SNP MP Joanna Cherry said she was “very disappointed” that the party failed to speak out against the man who sent her “menacing and obscene” messages.
Grant Karte, 30, has now been ordered not to contact Ms Cherry for five years, and has also been given a community payback order which will see him placed under supervision for 15 months and carrying out 160 hours of unpaid work in the community.
Sentencing Karte at Edinburgh Sheriff Court, Sheriff Alistair Noble said: “You pled guilty to a serious charge, a charge involving threatening a member of parliament.
“Your threat carried implications of violence, and one interpretation of what was said was sexual violence.”
But Ms Cherry said that she had not “received the same support as other women who have suffered abuse” as she told how Karte had “a number of menacing and obscene private messages, including threats of sexual violence”.
This took place on the evening of Feb 1 2021 – the day she was removed from the SNP front bench team at Westminster.
Ms Cherry claimed that happened after senior SNP politicians, staff and members of the party’s ruling National Executive Committee (NEC) “wrongly accused” her of transphobia “simply because I had spoken up to defend the rights of women and girls and the right to free speech”.
The Edinburgh South West MP hit out: “These irresponsible accusations put a target on my back and given the toxicity of the current debate about gender identity and harassment, abuse and death threats I had already received, it was wholly foreseeable that further abuse and threats might be elicited, as in fact happened.”
Karte, who she said was an SNP member at the time, sent her “a number of menacing and obscene private messages, including threats of sexual violence” on evening of Feb 1 2021.
He has previously admitted sending Twitter messages that were “grossly offensive or of an indecent, obscene or menacing character” in that he repeatedly threatened Ms Cherry contrary to the Communications Act 2003.
Ms Cherry, formerly the SNP’s justice and home affairs spokeswoman, added: “Although I have become accustomed to social media abuse, the nature of these messages, and the fact that they have been sent privately, caused me considerable fear, upset and alarm, and I informed the police immediately.”
However, she claimed that Karte was an associate of a group of men “including former and current SNP members… who have repeatedly abused and harassed me and other female SNP members on social media”.
Ms Cherry argued that if “steps been taken to address this behaviour it would not have escalated to the level of criminality”.
She continued: “I am very disappointed that no-one in the SNP hierarchy has acknowledged or condemned Grant Karte’s threats towards me, despite his criminal conviction.
“I have not received the same support as other women who have suffered abuse, often a good deal less serious and falling short of criminality.

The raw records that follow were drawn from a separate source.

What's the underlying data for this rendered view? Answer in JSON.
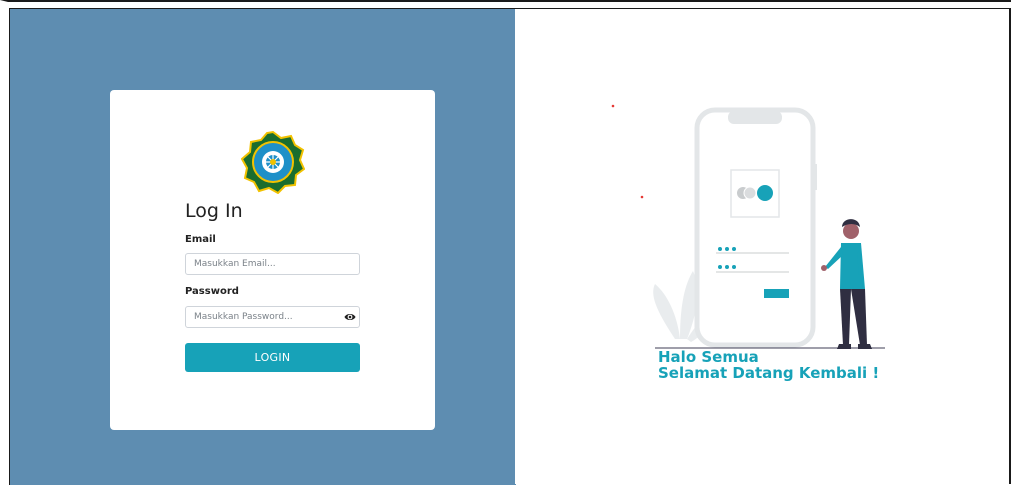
{
  "login": {
    "title": "Log In",
    "email_label": "Email",
    "email_placeholder": "Masukkan Email...",
    "password_label": "Password",
    "password_placeholder": "Masukkan Password...",
    "login_button": "LOGIN",
    "show_password_icon": "eye-icon"
  },
  "greeting": {
    "line1": "Halo Semua",
    "line2": "Selamat Datang Kembali !"
  },
  "colors": {
    "left_background": "#5e8db1",
    "accent": "#17a2b8",
    "card": "#ffffff"
  }
}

“In recent years we have heard many fine words about the importance of condemning abuse and taking women’s complaints of harassment seriously, but ultimately actions speak louder than words.”
Ms Cherry said she hoped now that “Karte’s crime will be publicly condemned” by the party, and that “those who made wrongful accusations against me, thus exacerbating the risk of abuse and threats, will have the decency to withdraw those accusations and to apologise”.

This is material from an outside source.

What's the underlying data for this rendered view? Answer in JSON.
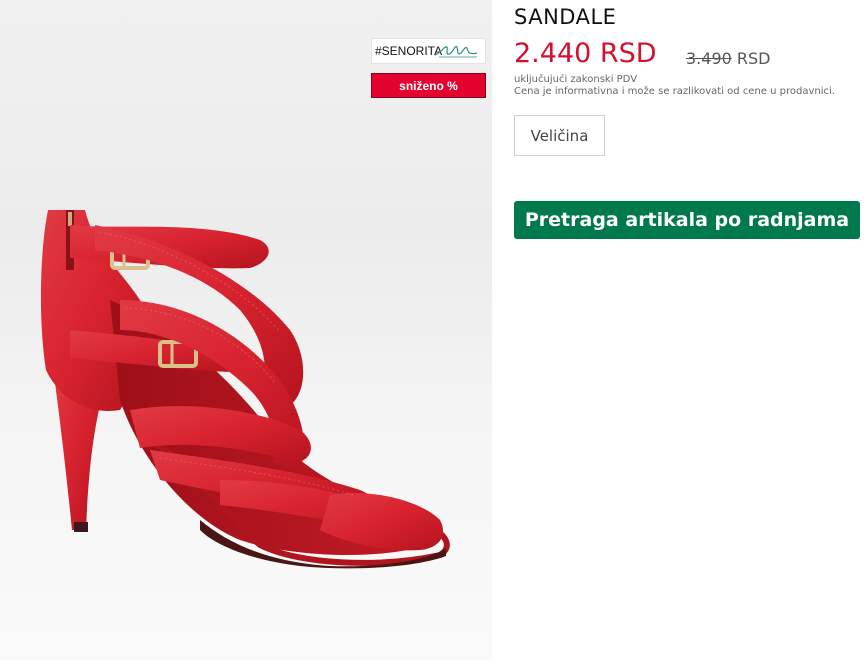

The MP spoke out after Sheriff Noble said he took the view that it was not necessary to sentence Karte to a period behind bars – but he warned him if he breaches the order not to contact Ms Cherry he will have to come back to court.
Defence agent Simon Collins, representing Karte, said a psychiatric report prepared ahead of the sentencing was positive, and “reflects on his regret and remorse regarding the incident”.